How many times have I spoken those words? As a Christian I understand how crucial God’s grace is, how pivotal it is in our lives as well as the history of the world. As a Christian I know I am saved by His grace. I know Jesus Christ came to this earth, fully human and fully God freely giving up His life for the world. This is the foundation of Christianity. It is the foundation of my life. But now, I find it difficult to speak those words.
How can I say it is by God’s grace Joshua is alive and happy and well today when the flip side to that statement is God’s grace didn’t cover Paul’s family or Maggie May’s or Rachel’s or Taylor’s or Lexie’s or David’s or Jackson’s or John’s or Kory’s or most recently…Labri’s? (I could go on and on with names here)
Why didn’t God’s grace fall on these children and their families?

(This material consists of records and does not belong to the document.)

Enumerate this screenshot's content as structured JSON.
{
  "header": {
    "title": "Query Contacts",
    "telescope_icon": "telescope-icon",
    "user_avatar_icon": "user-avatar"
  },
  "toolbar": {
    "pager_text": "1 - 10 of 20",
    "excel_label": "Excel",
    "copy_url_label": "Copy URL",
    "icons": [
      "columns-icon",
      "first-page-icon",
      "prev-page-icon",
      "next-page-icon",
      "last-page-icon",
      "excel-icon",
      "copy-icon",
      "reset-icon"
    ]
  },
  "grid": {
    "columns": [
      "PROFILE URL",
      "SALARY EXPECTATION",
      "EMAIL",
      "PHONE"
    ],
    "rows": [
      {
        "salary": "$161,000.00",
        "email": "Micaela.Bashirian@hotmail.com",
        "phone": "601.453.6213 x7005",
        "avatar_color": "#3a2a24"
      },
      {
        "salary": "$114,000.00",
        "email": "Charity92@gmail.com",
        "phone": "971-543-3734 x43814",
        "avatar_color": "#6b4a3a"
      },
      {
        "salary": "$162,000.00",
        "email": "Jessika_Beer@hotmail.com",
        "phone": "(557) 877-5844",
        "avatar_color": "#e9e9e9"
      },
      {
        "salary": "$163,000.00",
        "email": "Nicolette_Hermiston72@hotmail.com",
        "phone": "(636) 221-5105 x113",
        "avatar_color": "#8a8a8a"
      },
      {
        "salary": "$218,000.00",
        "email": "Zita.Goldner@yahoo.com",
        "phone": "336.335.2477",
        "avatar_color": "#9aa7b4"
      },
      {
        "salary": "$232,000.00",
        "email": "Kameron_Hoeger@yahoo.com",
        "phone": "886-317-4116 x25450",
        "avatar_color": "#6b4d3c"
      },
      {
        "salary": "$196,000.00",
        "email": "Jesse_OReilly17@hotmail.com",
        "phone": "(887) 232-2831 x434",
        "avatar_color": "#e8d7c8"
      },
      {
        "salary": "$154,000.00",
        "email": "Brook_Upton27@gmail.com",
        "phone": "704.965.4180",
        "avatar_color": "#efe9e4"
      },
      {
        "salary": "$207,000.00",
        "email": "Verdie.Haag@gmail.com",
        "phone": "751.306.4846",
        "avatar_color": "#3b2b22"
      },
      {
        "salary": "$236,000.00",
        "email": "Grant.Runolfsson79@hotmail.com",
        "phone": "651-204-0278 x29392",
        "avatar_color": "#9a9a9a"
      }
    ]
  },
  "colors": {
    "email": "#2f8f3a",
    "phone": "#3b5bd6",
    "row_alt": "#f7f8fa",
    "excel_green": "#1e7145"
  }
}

Why do their parent’s arms ache to hold them one more time? Or long to hear their laughter? Rachel’s mom often writes, “We have a Rachel shaped hole in our hearts?”
Just two weeks after his death, Paul’s mom wrote “I’ve been trying to find a word to describe how I feel, and the best one I can come up with is: Raw. I feel freshly wounded, but without hope of the wound being healed. It’s an interesting place: I can’t be healed (on earth) by being reunited with Paul, but I don’t want to be healed without him. Healing would mean that somehow I’ve “gotten over” Paul. I’d rather hurt for the rest of my life.” She knows she will be reunited with Paul in heaven, but it’s the here and now, the aching and sorrow and tears and “rawness” that must be endured today.
So where is God’s grace for these broken parents?
I’ve decided, it must be a different kind of grace. As I read their websites, talk with them and watch them, I see a kind of grace that gets them through each day. I see a kind of grace that gives them strength to somehow go forward, to suffer, longing for the day of their reunion with their child in eternity. I see a different kind of grace, which propels them into taking great action in their child’s name, honoringthem. I see a different kind of grace where memories comfort their forever damaged hearts. There will be no perfect wholeness for any of us, until heaven.
So, how can I celebrate God’s graciousness of my son’s life here on earth, right now, while grieving the loss and seeming lack of grace for yet another child who has died of cancer? I guess I’m asking, why the death of one and the life of another?
By God’s grace… I will be attending Labri Dirkse’s memorial service this Saturday. She was twelve years old.